CFM is increasing the war of words in the intensifying battle with Pratt & Whitney (P&W) over the Airbus A320NEO.

CFM says its Leap-1A powerplant on the A320NEO will require 40 fewer fuel tank refills per year than the PW1100G geared turbofan. Together with predicted savings from fewer maintenance visits, CFM says the Leap could be $3-4 million cheaper per aircraft over 15 years based on net present value.

CFM56 General Manager Chaker Chahrour acknowledges that material, such as ceramic matrix composites, will make the Leap more expensive to buy, but adds this will be more than offset by the engine’s estimated 2-2.5% fuel burn advantage that CFM claims over the P&W engine. Chahrour also applies the same argument to the higher maintenance costs associated with the additional turbine stages in the Leap.

The two engine makers go head-to-head over the A320NEO, with the P&W engine due to enter service in 2015 and the Leap in 2016. CFM claims just over half of the current declared market, though this could change soon with several A320NEO engine selections expected to be announced in the coming days.

According to published figures, CFM claims 62% of firm orders for 100-seat-plus aircraft placed to-date during 2012. This means that 480 of the 772 aircraft ordered so far this year will be CFM56-powered.

According to CFM, the Leap-1A will require two fewer shop visits over its life cycle, compared with the PW1100G. “That’s two out of five or six, so that’s a big percentage, which is huge,” says Chahrour. CFM also estimates the reliability of the Leap will be better with a forecast of 10 fewer engine-related delays per engine per year.

Development of the -1A engine remains on track for the start of the first full engine test in the third quarter of 2013, and first flight on General Electric’s Boeing 747 flying testbed in mid-2014. Ostensibly, this will be led by the practically identical -1C variant for China’s Comac C919. However, Chahrour says the Airbus and Comac schedules are currently “on top of each other” and are both aimed at service entry in the second quarter of 2016.
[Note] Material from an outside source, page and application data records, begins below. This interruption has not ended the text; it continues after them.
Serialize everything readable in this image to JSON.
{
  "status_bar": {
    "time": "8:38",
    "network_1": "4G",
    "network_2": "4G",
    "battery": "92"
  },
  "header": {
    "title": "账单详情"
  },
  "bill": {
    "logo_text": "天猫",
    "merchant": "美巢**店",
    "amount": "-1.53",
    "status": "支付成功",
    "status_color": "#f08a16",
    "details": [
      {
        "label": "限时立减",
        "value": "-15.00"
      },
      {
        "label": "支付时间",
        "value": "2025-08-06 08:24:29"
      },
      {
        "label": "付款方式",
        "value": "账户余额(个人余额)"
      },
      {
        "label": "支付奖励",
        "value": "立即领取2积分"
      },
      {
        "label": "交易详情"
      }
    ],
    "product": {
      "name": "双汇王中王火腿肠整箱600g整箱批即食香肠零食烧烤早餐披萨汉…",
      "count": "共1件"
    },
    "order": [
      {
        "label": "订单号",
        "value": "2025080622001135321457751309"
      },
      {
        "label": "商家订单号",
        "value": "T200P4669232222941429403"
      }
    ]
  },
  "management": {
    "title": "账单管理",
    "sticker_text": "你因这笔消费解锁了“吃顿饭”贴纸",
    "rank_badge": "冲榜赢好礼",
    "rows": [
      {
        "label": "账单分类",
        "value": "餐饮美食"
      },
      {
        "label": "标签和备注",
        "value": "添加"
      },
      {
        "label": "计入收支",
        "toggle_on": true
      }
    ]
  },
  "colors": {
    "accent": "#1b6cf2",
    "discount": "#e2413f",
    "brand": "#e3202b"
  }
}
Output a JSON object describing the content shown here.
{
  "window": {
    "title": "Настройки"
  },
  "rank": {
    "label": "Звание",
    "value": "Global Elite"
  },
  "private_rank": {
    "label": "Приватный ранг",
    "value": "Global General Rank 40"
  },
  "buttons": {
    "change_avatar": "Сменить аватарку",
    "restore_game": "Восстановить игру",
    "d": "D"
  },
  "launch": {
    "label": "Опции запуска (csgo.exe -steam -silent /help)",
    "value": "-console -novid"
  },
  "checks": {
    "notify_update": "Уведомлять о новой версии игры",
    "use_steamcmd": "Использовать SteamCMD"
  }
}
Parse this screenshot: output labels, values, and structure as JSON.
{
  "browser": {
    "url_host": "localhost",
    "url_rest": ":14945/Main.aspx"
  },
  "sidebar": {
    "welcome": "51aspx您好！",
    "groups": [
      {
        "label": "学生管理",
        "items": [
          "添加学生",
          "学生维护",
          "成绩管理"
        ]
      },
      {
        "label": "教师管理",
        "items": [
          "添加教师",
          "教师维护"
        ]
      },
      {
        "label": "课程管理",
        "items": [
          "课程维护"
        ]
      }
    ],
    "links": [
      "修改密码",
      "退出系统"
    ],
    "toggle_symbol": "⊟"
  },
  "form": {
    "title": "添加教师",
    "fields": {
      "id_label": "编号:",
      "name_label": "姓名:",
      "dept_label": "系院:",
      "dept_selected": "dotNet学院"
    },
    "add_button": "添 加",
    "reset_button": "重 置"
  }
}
Development of the -1B, a significantly different engine in detail design for Boeing’s 737 MAX, is tracking roughly nine months behind. Firm configuration is due in September, followed by design freeze in mid-2013. The engine is expected to enter service on the 737 MAX in the fourth quarter of 2017.